Since we are dividing similar bases, we can subtract the exponents and keep the base. Then we have:

3^(n - n + 2) = integer ?

3^2 = integer ?

9 = integer ?

Since 9 IS an integer. We have answered “yes” to the question.

Director
Joined: 09 Jan 2020
Posts: 953
Own Kudos [?]: 235 [0]
Given Kudos: 432
Location: United States
If n and t are positive integers, is n a factor of t ? [#permalink]
If n and t are positive integers, is n a factor of t ?

(1) $$n = 3^{n-2}$$

By plugging in numbers we see that only n = 3 works. However, we have no information on t. Insufficient.

(2) $$t = 3^n$$
$$t = 3^n$$
$$3 = 3^1$$-- Yes
$$9 = 3^2$$-- No
$$27 = 3^3$$ -- Yes

We can't determine this without knowing what n is. Insufficient.

(1&2) This tells us that 27 = 3^3. Therefore, n is a factor of t. Sufficient.

Intern
Joined: 01 Mar 2020
Posts: 26
Own Kudos [?]: 4 [0]
Given Kudos: 65
Re: If n and t are positive integers, is n a factor of t ? [#permalink]
Hi Bunuel chetan2u VeritasKarishma GMATBusters nick1816

Is the following solution correct?

(1) and (2) independently are not sufficient.

Combining,
For n to be a factor of t, t/n should give us an integer.

Given, n = 3^n-2 = 3^n/3^2 and t = 3^n

On dividing, t/n we get 3^2, which is an integer. Hence n is a factor of t. (C) sufficient.

RC & DI Moderator
Joined: 02 Aug 2009
Status:Math and DI Expert
Posts: 11485
Own Kudos [?]: 34583 [1]
Given Kudos: 325
Re: If n and t are positive integers, is n a factor of t ? [#permalink]
1
Kudos
Laksh47 wrote:
Hi Bunuel chetan2u VeritasKarishma GMATBusters nick1816

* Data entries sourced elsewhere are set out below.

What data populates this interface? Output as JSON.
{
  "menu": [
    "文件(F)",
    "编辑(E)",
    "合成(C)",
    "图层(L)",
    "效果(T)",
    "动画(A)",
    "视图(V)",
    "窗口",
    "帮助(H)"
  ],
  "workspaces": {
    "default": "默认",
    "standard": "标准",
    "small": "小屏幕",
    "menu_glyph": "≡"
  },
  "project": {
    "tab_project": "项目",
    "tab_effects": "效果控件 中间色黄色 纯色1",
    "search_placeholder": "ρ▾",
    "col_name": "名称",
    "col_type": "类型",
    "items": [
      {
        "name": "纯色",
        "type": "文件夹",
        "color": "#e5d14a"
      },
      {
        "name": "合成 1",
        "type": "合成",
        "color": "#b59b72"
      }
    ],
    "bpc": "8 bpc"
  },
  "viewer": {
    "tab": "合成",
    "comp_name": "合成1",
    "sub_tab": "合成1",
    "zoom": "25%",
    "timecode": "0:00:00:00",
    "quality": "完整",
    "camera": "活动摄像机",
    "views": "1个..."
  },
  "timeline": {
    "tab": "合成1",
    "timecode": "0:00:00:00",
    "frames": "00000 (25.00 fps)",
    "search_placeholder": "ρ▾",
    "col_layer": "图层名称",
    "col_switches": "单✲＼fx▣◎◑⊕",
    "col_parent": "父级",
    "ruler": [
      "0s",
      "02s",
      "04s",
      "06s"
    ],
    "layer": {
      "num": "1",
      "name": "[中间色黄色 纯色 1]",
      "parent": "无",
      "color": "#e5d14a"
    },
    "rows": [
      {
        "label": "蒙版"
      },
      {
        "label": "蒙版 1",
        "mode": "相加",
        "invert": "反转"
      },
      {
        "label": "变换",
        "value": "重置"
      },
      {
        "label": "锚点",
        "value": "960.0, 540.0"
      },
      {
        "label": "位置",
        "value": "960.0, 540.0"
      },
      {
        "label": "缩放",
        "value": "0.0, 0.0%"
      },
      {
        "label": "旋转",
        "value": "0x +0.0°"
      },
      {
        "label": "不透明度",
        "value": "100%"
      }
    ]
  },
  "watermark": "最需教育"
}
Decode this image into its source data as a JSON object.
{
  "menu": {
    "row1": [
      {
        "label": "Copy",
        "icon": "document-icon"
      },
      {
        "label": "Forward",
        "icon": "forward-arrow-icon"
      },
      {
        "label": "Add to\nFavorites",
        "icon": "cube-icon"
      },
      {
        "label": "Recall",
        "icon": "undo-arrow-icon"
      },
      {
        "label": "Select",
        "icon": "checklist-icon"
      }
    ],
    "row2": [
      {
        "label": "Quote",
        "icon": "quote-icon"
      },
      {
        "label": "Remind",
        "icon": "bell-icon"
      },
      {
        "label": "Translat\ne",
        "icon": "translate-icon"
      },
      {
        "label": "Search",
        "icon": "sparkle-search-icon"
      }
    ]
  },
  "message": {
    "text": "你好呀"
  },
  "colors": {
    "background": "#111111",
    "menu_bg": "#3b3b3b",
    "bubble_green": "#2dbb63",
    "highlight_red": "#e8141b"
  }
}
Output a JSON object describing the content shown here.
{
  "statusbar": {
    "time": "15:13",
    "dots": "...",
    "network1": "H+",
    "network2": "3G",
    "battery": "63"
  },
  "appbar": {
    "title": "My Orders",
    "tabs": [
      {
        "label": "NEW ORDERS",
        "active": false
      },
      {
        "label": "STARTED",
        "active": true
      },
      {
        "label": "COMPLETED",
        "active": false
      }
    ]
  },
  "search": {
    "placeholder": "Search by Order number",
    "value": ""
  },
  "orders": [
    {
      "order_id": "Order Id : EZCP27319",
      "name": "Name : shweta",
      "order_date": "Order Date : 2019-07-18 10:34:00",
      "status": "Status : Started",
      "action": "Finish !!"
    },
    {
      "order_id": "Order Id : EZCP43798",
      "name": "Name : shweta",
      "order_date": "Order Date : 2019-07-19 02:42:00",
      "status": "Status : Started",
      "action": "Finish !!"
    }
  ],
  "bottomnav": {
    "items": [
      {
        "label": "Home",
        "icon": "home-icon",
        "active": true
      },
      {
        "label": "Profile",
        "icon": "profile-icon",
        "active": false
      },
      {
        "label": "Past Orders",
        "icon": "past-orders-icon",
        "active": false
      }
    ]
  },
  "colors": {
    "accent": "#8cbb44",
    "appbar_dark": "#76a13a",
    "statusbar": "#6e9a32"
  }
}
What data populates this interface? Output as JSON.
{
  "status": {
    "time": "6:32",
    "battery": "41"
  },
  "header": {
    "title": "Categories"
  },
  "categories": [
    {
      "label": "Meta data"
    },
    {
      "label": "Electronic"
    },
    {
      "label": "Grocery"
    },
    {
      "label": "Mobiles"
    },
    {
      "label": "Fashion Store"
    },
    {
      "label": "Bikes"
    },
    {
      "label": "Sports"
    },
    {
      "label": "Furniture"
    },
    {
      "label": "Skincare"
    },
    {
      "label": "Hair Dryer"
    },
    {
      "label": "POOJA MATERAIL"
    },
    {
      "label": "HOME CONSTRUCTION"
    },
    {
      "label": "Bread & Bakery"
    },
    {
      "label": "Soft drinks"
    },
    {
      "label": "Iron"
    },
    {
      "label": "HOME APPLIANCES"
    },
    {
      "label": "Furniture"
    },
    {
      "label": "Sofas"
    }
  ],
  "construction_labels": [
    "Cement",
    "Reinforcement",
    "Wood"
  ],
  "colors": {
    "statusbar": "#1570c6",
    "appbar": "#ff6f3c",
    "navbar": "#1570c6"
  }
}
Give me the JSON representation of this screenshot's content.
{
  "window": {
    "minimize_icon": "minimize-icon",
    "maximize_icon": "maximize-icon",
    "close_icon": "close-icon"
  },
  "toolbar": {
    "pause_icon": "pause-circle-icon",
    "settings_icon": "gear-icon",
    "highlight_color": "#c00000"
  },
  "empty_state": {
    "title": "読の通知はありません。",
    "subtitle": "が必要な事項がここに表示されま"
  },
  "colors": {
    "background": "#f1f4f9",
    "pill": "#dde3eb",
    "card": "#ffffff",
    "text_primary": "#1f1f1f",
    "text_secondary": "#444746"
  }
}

Is the following solution correct?

(1) and (2) independently are not sufficient.

Combining,
For n to be a factor of t, t/n should give us an integer.

Given, n = 3^n-2 = 3^n/3^2 and t = 3^n

On dividing, t/n we get 3^2, which is an integer. Hence n is a factor of t. (C) sufficient.

Yes, you are absolutely correct.
GMAT Club Legend
Joined: 03 Jun 2019
Posts: 5312
Own Kudos [?]: 4250 [0]
Given Kudos: 161
Location: India
GMAT 1: 690 Q50 V34
WE:Engineering (Transportation)
Re: If n and t are positive integers, is n a factor of t ? [#permalink]
Asked: If n and t are positive integers, is n a factor of t ?

(1) $$n = 3^{n-2}$$
n = 3
NOT SUFFICIENT

(2) $$t = 3^n$$
There are multiple solutions for n & t
NOT SUFFICIENT

(1) + (2)
(1) $$n = 3^{n-2}$$
(2) $$t = 3^n$$
n = 3
t = 9
n=3 is a factor of t=9
SUFFICIENT

IMO C
Non-Human User
Joined: 09 Sep 2013
Posts: 34074
Own Kudos [?]: 853 [0]
Given Kudos: 0
Re: If n and t are positive integers, is n a factor of t ? [#permalink]
Hello from the GMAT Club BumpBot!

Thanks to another GMAT Club member, I have just discovered this valuable topic, yet it had no discussion for over a year. I am now bumping it up - doing my job. I think you may find it valuable (esp those replies with Kudos).

Want to see all other topics I dig out? Follow me (click follow button on profile). You will receive a summary of all topics I bump in your profile area as well as via email.
Re: If n and t are positive integers, is n a factor of t ? [#permalink]
Moderator:
Math Expert
94609 posts